Work through the data line by line, gathering every line that has the word "zoom".

(Dataset rows describing interfaces)
= Beginning of Section =

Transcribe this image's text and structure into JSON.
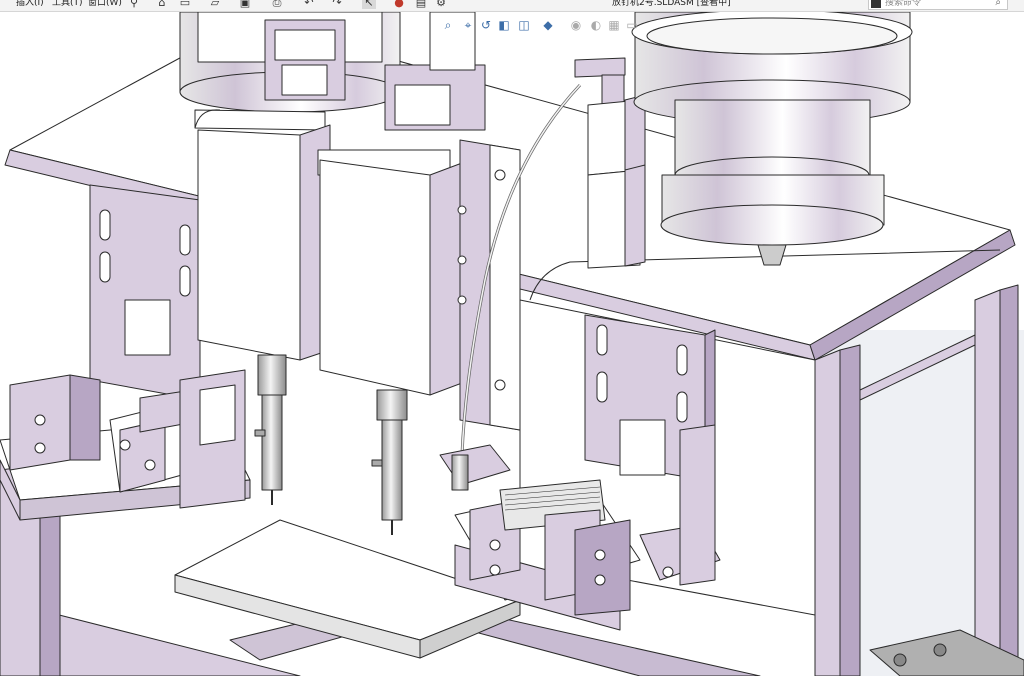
{
  "menu": {
    "insert": "插入(I)",
    "tools": "工具(T)",
    "window": "窗口(W)"
  },
  "title_bar": {
    "document_title": "放钉机2号.SLDASM [查看中]"
  },
  "search": {
    "placeholder": "搜索命令"
  },
  "icons": {
    "quick_access": [
      "pin-icon",
      "home-icon",
      "new-document-icon",
      "open-icon",
      "save-icon",
      "print-icon",
      "undo-icon",
      "redo-icon",
      "select-icon",
      "traffic-light-icon",
      "file-properties-icon",
      "options-gear-icon"
    ],
    "heads_up": [
      "zoom-to-fit-icon",
      "zoom-area-icon",
      "previous-view-icon",
      "section-view-icon",
      "view-orientation-icon",
      "display-style-icon",
      "hide-show-items-icon",
      "edit-appearance-icon",
      "apply-scene-icon",
      "view-settings-icon"
    ]
  },
  "colors": {
    "part_lilac": "#d9cde0",
    "part_lilac_dark": "#b7a6c4",
    "white_part": "#ffffff",
    "edge": "#2b2b2b",
    "toolbar_bg": "#f3f3f3"
  }
}
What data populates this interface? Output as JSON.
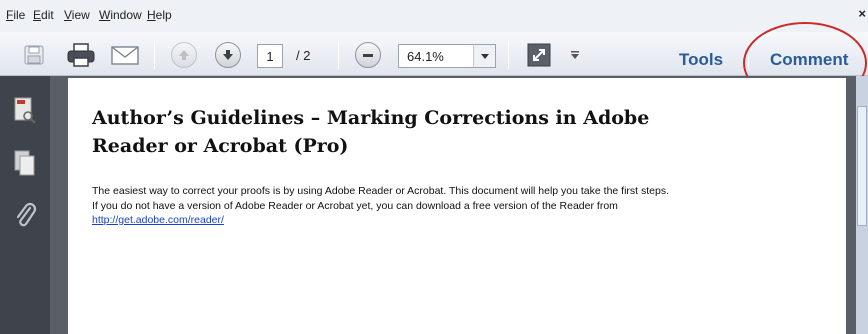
{
  "menu": {
    "items": [
      "File",
      "Edit",
      "View",
      "Window",
      "Help"
    ],
    "close_glyph": "×"
  },
  "toolbar": {
    "page_current": "1",
    "page_total": "/ 2",
    "zoom": "64.1%",
    "tools_label": "Tools",
    "comment_label": "Comment",
    "icons": [
      "save-icon",
      "print-icon",
      "email-icon",
      "previous-page-icon",
      "next-page-icon",
      "zoom-out-icon",
      "zoom-dropdown-icon",
      "fullscreen-icon",
      "toolbar-options-icon"
    ]
  },
  "leftpane": {
    "icons": [
      "page-thumbnails-icon",
      "pages-icon",
      "attachments-icon"
    ]
  },
  "document": {
    "title": "Author’s Guidelines – Marking Corrections in Adobe Reader or Acrobat (Pro)",
    "line1": "The easiest way to correct your proofs is by using Adobe Reader or Acrobat. This document will help you take the first steps.",
    "line2": "If you do not have a version of Adobe Reader or Acrobat yet, you can download a free version of the Reader from ",
    "link": "http://get.adobe.com/reader/"
  },
  "colors": {
    "accent": "#2a5b9a",
    "highlight_circle": "#cc2a2a",
    "left_pane": "#3f444c",
    "link": "#1a3fc8"
  }
}
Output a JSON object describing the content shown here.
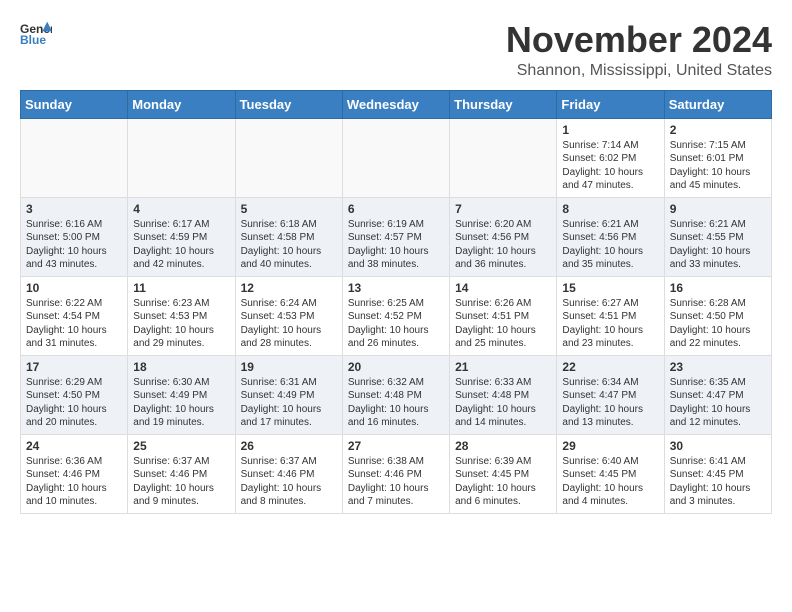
{
  "header": {
    "logo_line1": "General",
    "logo_line2": "Blue",
    "month": "November 2024",
    "location": "Shannon, Mississippi, United States"
  },
  "weekdays": [
    "Sunday",
    "Monday",
    "Tuesday",
    "Wednesday",
    "Thursday",
    "Friday",
    "Saturday"
  ],
  "weeks": [
    [
      {
        "day": "",
        "info": ""
      },
      {
        "day": "",
        "info": ""
      },
      {
        "day": "",
        "info": ""
      },
      {
        "day": "",
        "info": ""
      },
      {
        "day": "",
        "info": ""
      },
      {
        "day": "1",
        "info": "Sunrise: 7:14 AM\nSunset: 6:02 PM\nDaylight: 10 hours and 47 minutes."
      },
      {
        "day": "2",
        "info": "Sunrise: 7:15 AM\nSunset: 6:01 PM\nDaylight: 10 hours and 45 minutes."
      }
    ],
    [
      {
        "day": "3",
        "info": "Sunrise: 6:16 AM\nSunset: 5:00 PM\nDaylight: 10 hours and 43 minutes."
      },
      {
        "day": "4",
        "info": "Sunrise: 6:17 AM\nSunset: 4:59 PM\nDaylight: 10 hours and 42 minutes."
      },
      {
        "day": "5",
        "info": "Sunrise: 6:18 AM\nSunset: 4:58 PM\nDaylight: 10 hours and 40 minutes."
      },
      {
        "day": "6",
        "info": "Sunrise: 6:19 AM\nSunset: 4:57 PM\nDaylight: 10 hours and 38 minutes."
      },
      {
        "day": "7",
        "info": "Sunrise: 6:20 AM\nSunset: 4:56 PM\nDaylight: 10 hours and 36 minutes."
      },
      {
        "day": "8",
        "info": "Sunrise: 6:21 AM\nSunset: 4:56 PM\nDaylight: 10 hours and 35 minutes."
      },
      {
        "day": "9",
        "info": "Sunrise: 6:21 AM\nSunset: 4:55 PM\nDaylight: 10 hours and 33 minutes."
      }
    ],
    [
      {
        "day": "10",
        "info": "Sunrise: 6:22 AM\nSunset: 4:54 PM\nDaylight: 10 hours and 31 minutes."
      },
      {
        "day": "11",
        "info": "Sunrise: 6:23 AM\nSunset: 4:53 PM\nDaylight: 10 hours and 29 minutes."
      },
      {
        "day": "12",
        "info": "Sunrise: 6:24 AM\nSunset: 4:53 PM\nDaylight: 10 hours and 28 minutes."
      },
      {
        "day": "13",
        "info": "Sunrise: 6:25 AM\nSunset: 4:52 PM\nDaylight: 10 hours and 26 minutes."
      },
      {
        "day": "14",
        "info": "Sunrise: 6:26 AM\nSunset: 4:51 PM\nDaylight: 10 hours and 25 minutes."
      },
      {
        "day": "15",
        "info": "Sunrise: 6:27 AM\nSunset: 4:51 PM\nDaylight: 10 hours and 23 minutes."
      },
      {
        "day": "16",
        "info": "Sunrise: 6:28 AM\nSunset: 4:50 PM\nDaylight: 10 hours and 22 minutes."
      }
    ],
    [
      {
        "day": "17",
        "info": "Sunrise: 6:29 AM\nSunset: 4:50 PM\nDaylight: 10 hours and 20 minutes."
      },
      {
        "day": "18",
        "info": "Sunrise: 6:30 AM\nSunset: 4:49 PM\nDaylight: 10 hours and 19 minutes."
      },
      {
        "day": "19",
        "info": "Sunrise: 6:31 AM\nSunset: 4:49 PM\nDaylight: 10 hours and 17 minutes."
      },
      {
        "day": "20",
        "info": "Sunrise: 6:32 AM\nSunset: 4:48 PM\nDaylight: 10 hours and 16 minutes."
      },
      {
        "day": "21",
        "info": "Sunrise: 6:33 AM\nSunset: 4:48 PM\nDaylight: 10 hours and 14 minutes."
      },
      {
        "day": "22",
        "info": "Sunrise: 6:34 AM\nSunset: 4:47 PM\nDaylight: 10 hours and 13 minutes."
      },
      {
        "day": "23",
        "info": "Sunrise: 6:35 AM\nSunset: 4:47 PM\nDaylight: 10 hours and 12 minutes."
      }
    ],
    [
      {
        "day": "24",
        "info": "Sunrise: 6:36 AM\nSunset: 4:46 PM\nDaylight: 10 hours and 10 minutes."
      },
      {
        "day": "25",
        "info": "Sunrise: 6:37 AM\nSunset: 4:46 PM\nDaylight: 10 hours and 9 minutes."
      },
      {
        "day": "26",
        "info": "Sunrise: 6:37 AM\nSunset: 4:46 PM\nDaylight: 10 hours and 8 minutes."
      },
      {
        "day": "27",
        "info": "Sunrise: 6:38 AM\nSunset: 4:46 PM\nDaylight: 10 hours and 7 minutes."
      },
      {
        "day": "28",
        "info": "Sunrise: 6:39 AM\nSunset: 4:45 PM\nDaylight: 10 hours and 6 minutes."
      },
      {
        "day": "29",
        "info": "Sunrise: 6:40 AM\nSunset: 4:45 PM\nDaylight: 10 hours and 4 minutes."
      },
      {
        "day": "30",
        "info": "Sunrise: 6:41 AM\nSunset: 4:45 PM\nDaylight: 10 hours and 3 minutes."
      }
    ]
  ]
}
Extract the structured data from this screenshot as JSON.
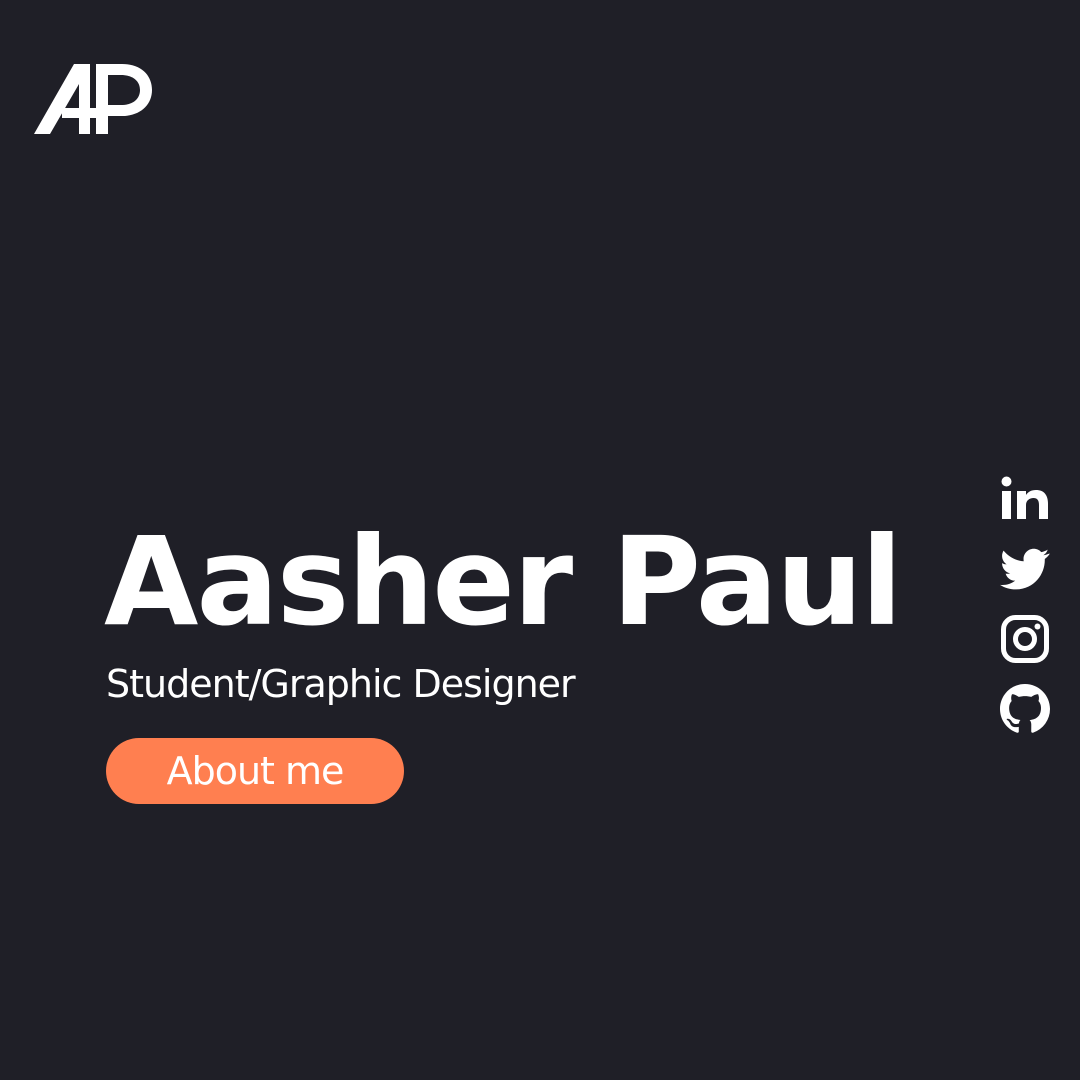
{
  "logo": {
    "text": "AP",
    "icon": "ap-monogram-logo"
  },
  "hero": {
    "name": "Aasher Paul",
    "subtitle": "Student/Graphic Designer",
    "cta_label": "About me"
  },
  "social": [
    {
      "icon": "linkedin-icon"
    },
    {
      "icon": "twitter-icon"
    },
    {
      "icon": "instagram-icon"
    },
    {
      "icon": "github-icon"
    }
  ],
  "colors": {
    "background": "#1f1f27",
    "accent": "#ff7f50",
    "text": "#ffffff"
  }
}
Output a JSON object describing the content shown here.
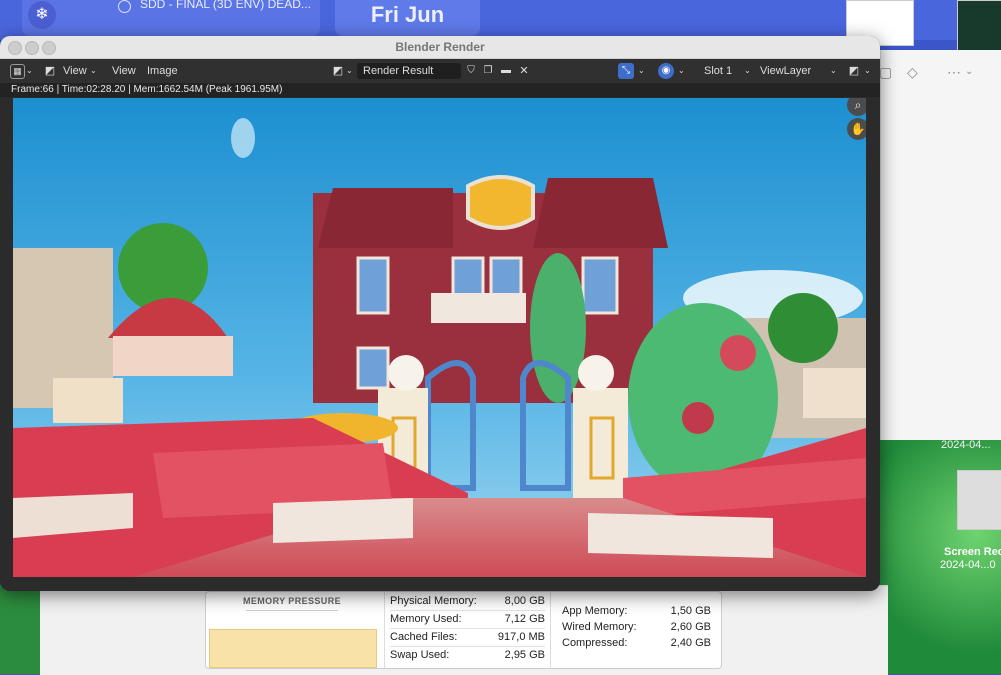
{
  "background": {
    "top_task": "SDD - FINAL (3D ENV) DEAD...",
    "date_chip": "Fri Jun",
    "desktop_date_top": "2024-04...",
    "desktop_file_label": "Screen Rec",
    "desktop_file_date": "2024-04...0"
  },
  "window": {
    "title": "Blender Render"
  },
  "toolbar": {
    "view_menu": "View",
    "view_menu2": "View",
    "image_menu": "Image",
    "render_result": "Render Result",
    "slot": "Slot 1",
    "view_layer": "ViewLayer"
  },
  "info": {
    "stats": "Frame:66 | Time:02:28.20 | Mem:1662.54M (Peak 1961.95M)"
  },
  "memory": {
    "pressure_title": "MEMORY PRESSURE",
    "rows": [
      {
        "label": "Physical Memory:",
        "value": "8,00 GB"
      },
      {
        "label": "Memory Used:",
        "value": "7,12 GB"
      },
      {
        "label": "Cached Files:",
        "value": "917,0 MB"
      },
      {
        "label": "Swap Used:",
        "value": "2,95 GB"
      }
    ],
    "rows2": [
      {
        "label": "App Memory:",
        "value": "1,50 GB"
      },
      {
        "label": "Wired Memory:",
        "value": "2,60 GB"
      },
      {
        "label": "Compressed:",
        "value": "2,40 GB"
      }
    ]
  },
  "colors": {
    "accent": "#3e6ec9",
    "window_bg": "#2b2b2b",
    "pressure": "#f8e2a8"
  }
}
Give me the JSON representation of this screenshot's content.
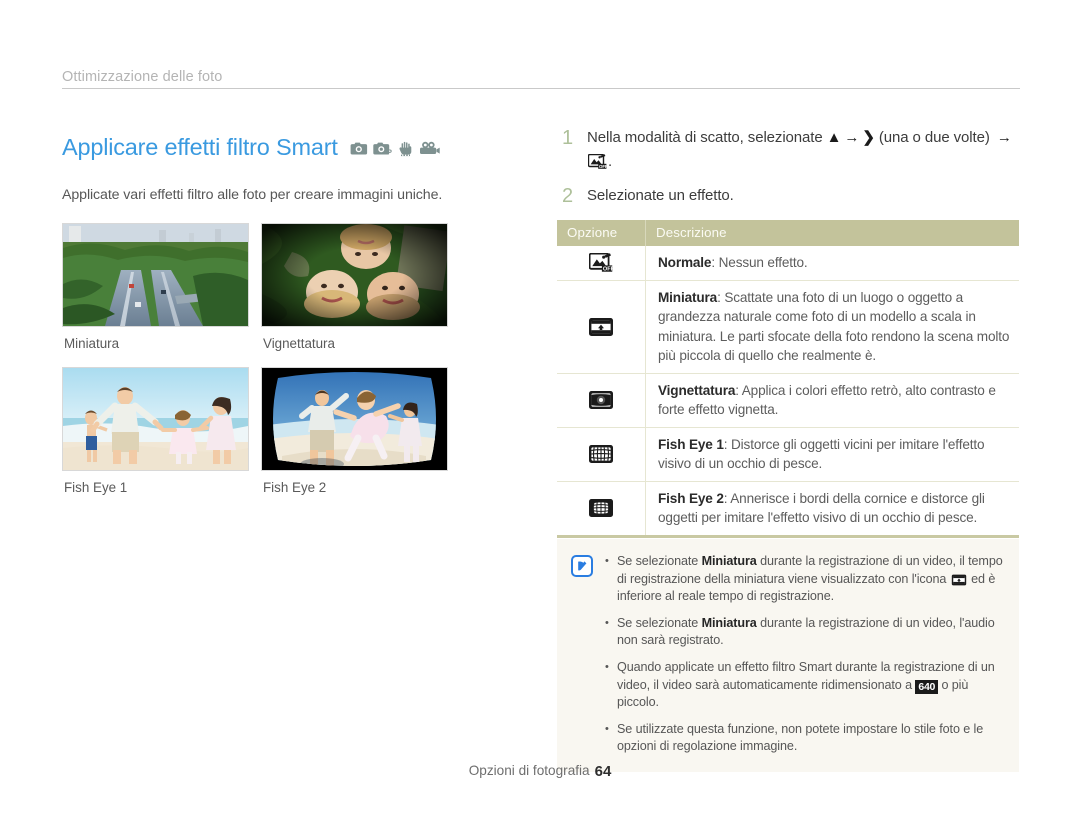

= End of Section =

- [Task solution]
      "zoom-to-fit-icon",
      "zoom-area-icon",
    "zoom": "64.1%",
      "zoom-out-icon",
      "zoom-dropdown-icon",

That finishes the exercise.